Then there is Old Blood and Guts, George Patton. In December of 1944, the Allied armies were closing in on Germany and in the north were spread pretty thinly in the Ardennes Forest (which, it was believed, was too dense to allow a major German offensive). That is precisely what happened though as almost 410,000 German troops and 1,400 tanks, including the new super dreadnaught Tiger II, crashed through the Allied lines. The 101st Airborne Division, the all African American 969th Artillery Battalion and Combat Command B of the 10th Armored Division held Bastogne, a vital crossroads town. The Germans laid siege to the town and threatened to destroy all the American forces there. General Eisenhower, in overall command of the Allied forces, said to his generals at a staff meeting, “The present situation is to be regarded as one of opportunity for us and not of disaster. There will be only cheerful faces at this table.” Patton seized on this statement and said he could grind the Germans up. Eisenhower, skeptical of this boast, since Patton’s Army was over 100 miles to the south and heavily engaged with the Germans themselves, asked how he proposed to do that. Patton replied that he could attack with two divisions within 48 hours. The other staff officers were stunned and doubtful, but Patton had already ordered his commanders to prepare plans for just such a move, and true to his word, within 48 hours, he hit the Germans on their south flank at Bastogne and crushed their advance. Lesson number 3: When things look impossible, don’t lose your head. Prepare as best you can and then execute your plan with determination and energy.
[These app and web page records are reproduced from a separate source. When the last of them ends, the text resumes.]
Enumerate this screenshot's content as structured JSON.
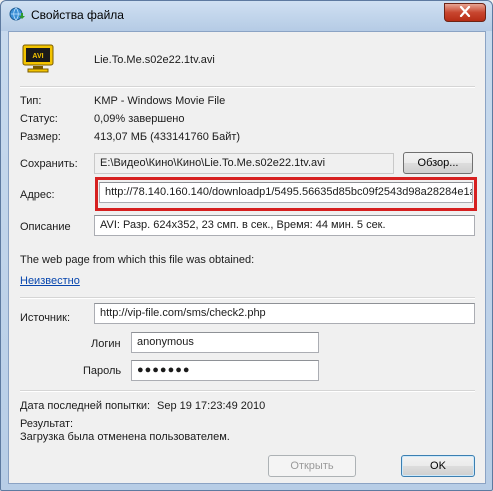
{
  "window": {
    "title": "Свойства файла"
  },
  "file": {
    "name": "Lie.To.Me.s02e22.1tv.avi",
    "icon_label": "AVI"
  },
  "info": {
    "type_label": "Тип:",
    "type_value": "KMP - Windows Movie File",
    "status_label": "Статус:",
    "status_value": "0,09% завершено",
    "size_label": "Размер:",
    "size_value": "413,07 МБ (433141760 Байт)"
  },
  "save": {
    "label": "Сохранить:",
    "path": "E:\\Видео\\Кино\\Кино\\Lie.To.Me.s02e22.1tv.avi",
    "browse_label": "Обзор..."
  },
  "address": {
    "label": "Адрес:",
    "value": "http://78.140.160.140/downloadp1/5495.56635d85bc09f2543d98a28284e1a"
  },
  "description": {
    "label": "Описание",
    "value": "AVI: Разр. 624x352, 23 смп. в сек., Время: 44 мин. 5 сек."
  },
  "webpage": {
    "caption": "The web page from which this file was obtained:",
    "link": "Неизвестно"
  },
  "source": {
    "label": "Источник:",
    "value": "http://vip-file.com/sms/check2.php"
  },
  "login": {
    "label": "Логин",
    "value": "anonymous"
  },
  "password": {
    "label": "Пароль",
    "value": "●●●●●●●"
  },
  "last_attempt": {
    "label": "Дата последней попытки:",
    "value": "Sep 19 17:23:49 2010"
  },
  "result": {
    "label": "Результат:",
    "value": "Загрузка была отменена пользователем."
  },
  "buttons": {
    "open_label": "Открыть",
    "ok_label": "OK"
  },
  "colors": {
    "highlight": "#d62020",
    "link": "#0645ad"
  }
}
I could go on about other great feats of leadership in the midst of the “fog of war”—Powell and Schwartzkopf in Iraqi Freedom/Desert Storm, Eisenhower at D-Day, Spruance at Midway. But they all have the same lessons. In the midst of uncertainly and rapidly changing developments, remain flexible, don’t let a setback stop you, and constantly seek how the dynamics of the situation may present an opportunity for you.
So chin up, Warriors! We did not foresee these savage counterattacks on our economy, but we will survive them and, as Eisenhower said to his generals during The Bulge, “The present situation is to be regarded as one of opportunity for us and not of disaster.” Summon the Patton inside of you, the Spruance, the Powell/Schwartzkopf. Stay flexible and ready to hit and hit hard when the opportunity opens itself (and it WILL open itself)!
And yes, there will be cheerful faces at this table!
by Richard Harshaw